Prompt:
Return only those lines of the material that contain "start".

-------

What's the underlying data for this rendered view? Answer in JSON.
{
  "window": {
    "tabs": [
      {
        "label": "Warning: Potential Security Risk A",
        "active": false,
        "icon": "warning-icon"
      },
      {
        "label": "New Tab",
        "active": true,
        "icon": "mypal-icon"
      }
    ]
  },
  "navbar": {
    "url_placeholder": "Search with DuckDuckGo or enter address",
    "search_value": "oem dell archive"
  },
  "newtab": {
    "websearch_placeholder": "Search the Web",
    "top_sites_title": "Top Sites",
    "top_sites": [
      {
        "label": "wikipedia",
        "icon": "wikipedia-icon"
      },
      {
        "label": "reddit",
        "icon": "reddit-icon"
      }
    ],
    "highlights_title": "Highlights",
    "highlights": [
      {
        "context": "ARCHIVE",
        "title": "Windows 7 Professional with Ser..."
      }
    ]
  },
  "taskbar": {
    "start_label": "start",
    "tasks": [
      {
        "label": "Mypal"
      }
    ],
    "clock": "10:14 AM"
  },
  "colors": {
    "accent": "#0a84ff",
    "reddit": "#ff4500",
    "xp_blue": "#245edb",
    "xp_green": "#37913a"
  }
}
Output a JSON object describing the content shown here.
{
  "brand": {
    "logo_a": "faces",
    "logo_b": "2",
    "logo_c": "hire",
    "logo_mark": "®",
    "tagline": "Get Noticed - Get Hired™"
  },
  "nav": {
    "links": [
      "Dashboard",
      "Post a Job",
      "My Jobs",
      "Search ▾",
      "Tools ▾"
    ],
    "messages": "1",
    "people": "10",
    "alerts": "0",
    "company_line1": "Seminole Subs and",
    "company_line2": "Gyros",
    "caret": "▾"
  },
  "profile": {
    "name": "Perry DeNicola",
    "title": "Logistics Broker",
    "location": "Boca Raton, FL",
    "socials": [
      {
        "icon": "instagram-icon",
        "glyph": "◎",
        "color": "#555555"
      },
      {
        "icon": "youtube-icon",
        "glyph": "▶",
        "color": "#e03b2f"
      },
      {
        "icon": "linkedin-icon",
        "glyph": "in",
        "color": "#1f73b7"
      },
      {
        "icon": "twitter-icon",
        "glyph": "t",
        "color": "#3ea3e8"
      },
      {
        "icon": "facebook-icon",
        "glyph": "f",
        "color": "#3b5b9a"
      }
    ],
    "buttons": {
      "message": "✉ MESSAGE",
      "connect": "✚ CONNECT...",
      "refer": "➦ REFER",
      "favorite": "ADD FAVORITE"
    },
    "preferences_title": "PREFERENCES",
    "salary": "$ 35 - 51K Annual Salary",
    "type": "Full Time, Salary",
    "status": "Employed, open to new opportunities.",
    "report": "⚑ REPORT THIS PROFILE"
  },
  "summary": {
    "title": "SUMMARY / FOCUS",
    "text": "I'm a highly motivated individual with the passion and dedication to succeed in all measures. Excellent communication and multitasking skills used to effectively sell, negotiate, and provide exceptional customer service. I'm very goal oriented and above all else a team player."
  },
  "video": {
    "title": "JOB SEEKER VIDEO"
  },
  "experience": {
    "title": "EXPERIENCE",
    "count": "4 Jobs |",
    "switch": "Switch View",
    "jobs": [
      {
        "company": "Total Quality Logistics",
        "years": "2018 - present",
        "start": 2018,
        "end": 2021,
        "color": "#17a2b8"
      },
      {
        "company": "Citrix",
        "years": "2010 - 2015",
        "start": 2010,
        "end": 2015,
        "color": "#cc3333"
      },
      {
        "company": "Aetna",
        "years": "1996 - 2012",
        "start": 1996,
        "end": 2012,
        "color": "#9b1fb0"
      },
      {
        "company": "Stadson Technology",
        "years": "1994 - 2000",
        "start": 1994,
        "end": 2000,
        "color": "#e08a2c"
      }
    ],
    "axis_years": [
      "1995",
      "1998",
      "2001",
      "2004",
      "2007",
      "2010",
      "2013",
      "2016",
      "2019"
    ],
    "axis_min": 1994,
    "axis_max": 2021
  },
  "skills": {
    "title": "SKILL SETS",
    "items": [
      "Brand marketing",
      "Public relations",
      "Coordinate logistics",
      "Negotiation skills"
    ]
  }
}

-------

Solution to this task:
    "start_label": "start",
        "start": 2018,
        "start": 2010,
        "start": 1996,
        "start": 1994,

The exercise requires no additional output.